The PPARG gene codes for a protein that is important in causing other genes to be expressed. These other genes are involved in fat and energy production. PPARG is needed to regulate the storage of fat and regulate insulin resistance. Rare, loss of function mutations in PPARG increase the risk of diabetes quite significantly. [ref]
The studies on the rs1801282 variant (found in about 20% of most populations) show conflicting results as to whether the variant increases or decreases the susceptibility to diabetes. Part of this may be due to dietary differences between the population groups studied, and part may be due to exercise. [ref][ref][ref]
Check your genetic data for rs1801282 (23andMe v4, v5; AncestryDNA):
People carrying the G allele for rs1801282 had a greater benefit from exercise for increasing glucose tolerance. The study showed that carriers of the G allele were more responsive to ‘beneficial health effects of lifestyle interventions.’ [ref] Another study came up with similar results. [ref] So if you carry the G allele and have problems with blood glucose levels, exercise may be very beneficial for you.

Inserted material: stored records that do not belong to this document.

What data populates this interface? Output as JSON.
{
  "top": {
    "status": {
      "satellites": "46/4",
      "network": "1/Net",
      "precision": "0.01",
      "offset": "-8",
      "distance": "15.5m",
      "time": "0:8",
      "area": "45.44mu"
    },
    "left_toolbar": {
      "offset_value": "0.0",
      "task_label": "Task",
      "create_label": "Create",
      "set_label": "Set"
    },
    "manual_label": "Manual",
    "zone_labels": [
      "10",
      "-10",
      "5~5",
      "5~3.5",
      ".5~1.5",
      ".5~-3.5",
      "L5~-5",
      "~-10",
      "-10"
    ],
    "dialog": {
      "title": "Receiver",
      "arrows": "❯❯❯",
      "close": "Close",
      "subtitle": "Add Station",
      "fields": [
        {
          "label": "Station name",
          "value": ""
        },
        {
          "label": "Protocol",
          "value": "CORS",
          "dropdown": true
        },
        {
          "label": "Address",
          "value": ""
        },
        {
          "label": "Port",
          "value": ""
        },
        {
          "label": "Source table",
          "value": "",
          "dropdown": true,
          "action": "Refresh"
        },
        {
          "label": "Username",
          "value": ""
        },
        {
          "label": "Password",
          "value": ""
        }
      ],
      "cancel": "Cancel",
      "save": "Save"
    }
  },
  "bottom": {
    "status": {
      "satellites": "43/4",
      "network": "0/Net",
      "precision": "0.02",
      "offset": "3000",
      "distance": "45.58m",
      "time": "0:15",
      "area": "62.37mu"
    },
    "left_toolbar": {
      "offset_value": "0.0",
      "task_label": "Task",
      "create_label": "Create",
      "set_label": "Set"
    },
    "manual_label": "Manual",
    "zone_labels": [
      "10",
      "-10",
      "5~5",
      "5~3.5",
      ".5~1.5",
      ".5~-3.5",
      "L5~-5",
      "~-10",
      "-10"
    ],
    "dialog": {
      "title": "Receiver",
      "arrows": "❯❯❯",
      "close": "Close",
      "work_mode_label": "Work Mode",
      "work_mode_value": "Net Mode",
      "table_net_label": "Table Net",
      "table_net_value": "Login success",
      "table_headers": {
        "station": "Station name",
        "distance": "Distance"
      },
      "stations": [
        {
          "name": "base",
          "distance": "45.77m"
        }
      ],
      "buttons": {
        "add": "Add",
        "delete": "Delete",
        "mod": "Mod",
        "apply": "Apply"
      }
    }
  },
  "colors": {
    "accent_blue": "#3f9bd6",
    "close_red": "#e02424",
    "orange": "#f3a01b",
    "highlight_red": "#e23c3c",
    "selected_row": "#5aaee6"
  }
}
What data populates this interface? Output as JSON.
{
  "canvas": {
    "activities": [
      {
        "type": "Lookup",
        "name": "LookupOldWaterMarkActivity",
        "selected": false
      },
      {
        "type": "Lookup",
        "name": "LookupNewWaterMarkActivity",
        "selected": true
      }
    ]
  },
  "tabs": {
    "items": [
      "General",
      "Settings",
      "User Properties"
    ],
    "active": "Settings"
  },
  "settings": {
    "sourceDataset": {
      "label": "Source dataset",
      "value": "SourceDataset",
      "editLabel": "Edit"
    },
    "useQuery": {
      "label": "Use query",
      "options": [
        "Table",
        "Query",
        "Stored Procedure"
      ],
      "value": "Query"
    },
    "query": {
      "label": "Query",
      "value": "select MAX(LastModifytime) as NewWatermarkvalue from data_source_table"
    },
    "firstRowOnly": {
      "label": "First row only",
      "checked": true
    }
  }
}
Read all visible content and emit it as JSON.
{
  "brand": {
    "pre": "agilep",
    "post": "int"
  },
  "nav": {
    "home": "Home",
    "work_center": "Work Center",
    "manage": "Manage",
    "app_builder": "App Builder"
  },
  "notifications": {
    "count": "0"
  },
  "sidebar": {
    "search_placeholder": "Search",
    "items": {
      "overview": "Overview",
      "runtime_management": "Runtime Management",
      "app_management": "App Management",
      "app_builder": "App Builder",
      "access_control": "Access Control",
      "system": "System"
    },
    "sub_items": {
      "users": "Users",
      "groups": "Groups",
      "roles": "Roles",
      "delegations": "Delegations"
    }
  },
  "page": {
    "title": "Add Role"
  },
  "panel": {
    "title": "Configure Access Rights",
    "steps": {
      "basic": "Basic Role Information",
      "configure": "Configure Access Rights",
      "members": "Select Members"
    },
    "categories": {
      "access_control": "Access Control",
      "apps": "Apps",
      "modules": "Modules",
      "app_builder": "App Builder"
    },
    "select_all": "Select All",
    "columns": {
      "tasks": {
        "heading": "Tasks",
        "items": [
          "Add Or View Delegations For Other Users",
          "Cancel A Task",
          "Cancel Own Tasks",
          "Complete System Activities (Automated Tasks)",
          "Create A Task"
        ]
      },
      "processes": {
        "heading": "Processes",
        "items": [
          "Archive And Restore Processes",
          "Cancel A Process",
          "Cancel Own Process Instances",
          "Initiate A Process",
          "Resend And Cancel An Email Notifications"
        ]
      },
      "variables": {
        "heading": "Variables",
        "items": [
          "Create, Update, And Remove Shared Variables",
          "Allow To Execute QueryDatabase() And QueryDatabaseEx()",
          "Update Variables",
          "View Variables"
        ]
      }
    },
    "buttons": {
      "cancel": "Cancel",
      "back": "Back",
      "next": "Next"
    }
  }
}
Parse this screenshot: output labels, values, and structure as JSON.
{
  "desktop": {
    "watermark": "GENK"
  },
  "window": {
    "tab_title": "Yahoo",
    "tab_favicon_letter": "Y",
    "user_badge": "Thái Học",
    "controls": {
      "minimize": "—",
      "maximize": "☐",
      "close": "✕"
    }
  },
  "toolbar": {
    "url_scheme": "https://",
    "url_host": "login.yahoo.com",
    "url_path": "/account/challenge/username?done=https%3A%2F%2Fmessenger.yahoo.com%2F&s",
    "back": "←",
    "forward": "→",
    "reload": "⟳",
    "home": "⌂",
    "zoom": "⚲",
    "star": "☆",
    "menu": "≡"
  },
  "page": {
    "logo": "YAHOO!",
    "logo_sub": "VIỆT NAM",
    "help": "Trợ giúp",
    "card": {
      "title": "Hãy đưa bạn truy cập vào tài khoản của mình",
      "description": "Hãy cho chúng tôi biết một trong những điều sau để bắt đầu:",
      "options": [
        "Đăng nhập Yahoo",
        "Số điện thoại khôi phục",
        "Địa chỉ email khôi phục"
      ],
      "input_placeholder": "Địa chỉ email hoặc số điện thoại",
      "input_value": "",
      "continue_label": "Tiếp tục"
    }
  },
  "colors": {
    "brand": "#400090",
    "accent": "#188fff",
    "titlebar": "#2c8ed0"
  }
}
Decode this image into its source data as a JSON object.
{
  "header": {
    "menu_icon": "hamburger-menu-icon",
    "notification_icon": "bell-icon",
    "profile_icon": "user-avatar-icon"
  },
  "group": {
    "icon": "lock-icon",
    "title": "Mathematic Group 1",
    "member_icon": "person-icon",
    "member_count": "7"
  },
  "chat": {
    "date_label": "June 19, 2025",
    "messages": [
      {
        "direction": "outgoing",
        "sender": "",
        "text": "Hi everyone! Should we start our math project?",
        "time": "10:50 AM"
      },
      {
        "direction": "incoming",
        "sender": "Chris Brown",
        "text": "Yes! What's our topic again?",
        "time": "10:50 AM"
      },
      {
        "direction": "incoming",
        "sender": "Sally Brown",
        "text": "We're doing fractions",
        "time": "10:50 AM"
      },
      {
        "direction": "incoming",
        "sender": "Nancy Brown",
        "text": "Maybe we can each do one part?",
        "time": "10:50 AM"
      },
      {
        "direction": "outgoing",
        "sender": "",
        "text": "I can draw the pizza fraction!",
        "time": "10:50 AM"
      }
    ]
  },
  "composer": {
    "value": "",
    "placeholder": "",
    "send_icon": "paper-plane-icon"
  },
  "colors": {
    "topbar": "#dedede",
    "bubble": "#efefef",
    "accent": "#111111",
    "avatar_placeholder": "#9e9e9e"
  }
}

There are many different risk factors for type 2 diabetes. Knowing which genetic variants you carry can help you target a plan for reversing type 2 diabetes.
The list above of genetic variants just covers the most common ones, but there are many other less common genetic mutations that can increase the risk for diabetes. So take this article as a starting point instead of being a complete blueprint for you.
One thing that is not included in any of the Lifehacks above is a ketogenic or very low carb diet. I didn’t find any studies looking at a ketogenic diet in relation to the specific genetic variants for type 2 diabetes, but I wanted to include it here as an option because a lot of people are having success on it for weight loss and reversing diabetes.
A 2016 study comparing low calorie vs low-carb ketogenic diets found the ketogenic diet more effective for lowering HbA1c and fasting blood glucose levels (although both diets had positive effects!).[ref]
A ketogenic diet isn’t for everyone, but if you have diabetes or pre-diabetes, it is worth considering and talking with your doctor about.
A couple of common mutations can cause you to build up iron, leading to iron overload or hemochromatosis. This is one genetic disease where knowledge is really powerful – you can completely prevent hemochromatosis through blood donations.
Migraine plague more than a billion people worldwide. That is a lot of people who know the pain, mental fogginess, sensitivity to light, and overwhelming desire to crawl into a dark hole and hide from the world. Knowing how your genes influence your risk of migraines can help you tailor solutions that may work better for you.